Seite 96 - Fellow-citizens, we cannot escape history. We of this Congress and this Administration will be remembered in spite of ourselves. No personal significance or insignificance can spare one or another of us. The fiery trial through which we pass will light us down, in honor or dishonor, to the latest generation.
Seite 100 - Besides, this Duncan Hath borne his faculties so meek, hath been So clear in his great office, that his virtues Will plead like angels, trumpet-tongued, against The deep damnation of his taking-off...
Seite 115 - Vice is a monster of so frightful mien, As, to be hated, needs but to be seen; Yet seen too oft, familiar with her face, We first endure, then pity, then embrace.
Seite 49 - A duty devolves upon me which is, perhaps, greater than that which has devolved upon any other man since the days of WASHINGTON. He never would have succeeded except for the aid of Divine Providence, upon which he at all times relied. I feel that I cannot succeed without the same Divine aid which sustained him, and...
Seite 100 - Duncan is in his grave; After life's fitful fever he sleeps well; Treason has done his worst: nor steel, nor poison, Malice domestic, foreign levy, nothing Can touch him further.
Seite 95 - With malice towards none, with charity for all, with firmness in the right, as God gives us to see the right, let us strive...
Seite 49 - MY FRIENDS : No one not in my position can appreciate the sadness I feel at this parting.
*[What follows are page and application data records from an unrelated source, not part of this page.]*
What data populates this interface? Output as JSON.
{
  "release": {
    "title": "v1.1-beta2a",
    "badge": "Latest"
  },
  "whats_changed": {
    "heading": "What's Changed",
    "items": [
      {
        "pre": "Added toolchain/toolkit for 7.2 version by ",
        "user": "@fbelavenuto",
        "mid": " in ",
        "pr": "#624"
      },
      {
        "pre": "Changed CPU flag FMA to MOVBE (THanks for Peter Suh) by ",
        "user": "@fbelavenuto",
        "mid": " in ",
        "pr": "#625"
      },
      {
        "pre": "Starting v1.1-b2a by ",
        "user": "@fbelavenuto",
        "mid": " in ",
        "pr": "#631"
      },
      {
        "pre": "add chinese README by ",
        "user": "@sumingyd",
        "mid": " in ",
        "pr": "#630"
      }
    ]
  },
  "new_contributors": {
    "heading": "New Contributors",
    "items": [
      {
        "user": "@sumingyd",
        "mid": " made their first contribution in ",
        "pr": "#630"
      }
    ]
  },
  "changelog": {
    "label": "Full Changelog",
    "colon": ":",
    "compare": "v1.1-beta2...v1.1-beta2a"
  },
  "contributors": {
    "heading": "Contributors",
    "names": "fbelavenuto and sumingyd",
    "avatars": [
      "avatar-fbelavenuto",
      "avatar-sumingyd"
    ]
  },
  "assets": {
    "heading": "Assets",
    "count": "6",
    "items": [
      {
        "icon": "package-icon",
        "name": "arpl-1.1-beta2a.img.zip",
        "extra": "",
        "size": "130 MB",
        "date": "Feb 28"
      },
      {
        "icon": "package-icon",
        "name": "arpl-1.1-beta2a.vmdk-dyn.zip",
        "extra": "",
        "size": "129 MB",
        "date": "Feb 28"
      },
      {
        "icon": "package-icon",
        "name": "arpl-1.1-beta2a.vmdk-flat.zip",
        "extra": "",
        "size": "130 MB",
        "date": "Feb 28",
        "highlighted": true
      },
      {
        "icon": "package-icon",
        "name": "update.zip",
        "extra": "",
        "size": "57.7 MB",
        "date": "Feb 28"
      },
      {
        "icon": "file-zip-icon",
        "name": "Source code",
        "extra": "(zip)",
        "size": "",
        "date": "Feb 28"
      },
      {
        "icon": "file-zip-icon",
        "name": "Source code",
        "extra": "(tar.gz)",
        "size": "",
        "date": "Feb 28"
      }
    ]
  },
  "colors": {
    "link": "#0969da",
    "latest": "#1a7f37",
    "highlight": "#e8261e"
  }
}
To this people I owe all that I am. Here I have lived more than a quarter of a century; here my children were born, and here one of them lies buried.
Seite 56 - I therefore consider that in view of the Constitution and the laws, the Union is unbroken; and to the extent of my ability I shall take care, as the Constitution itself expressly enjoins upon me, that the laws of the Union be faithfully executed in all the States.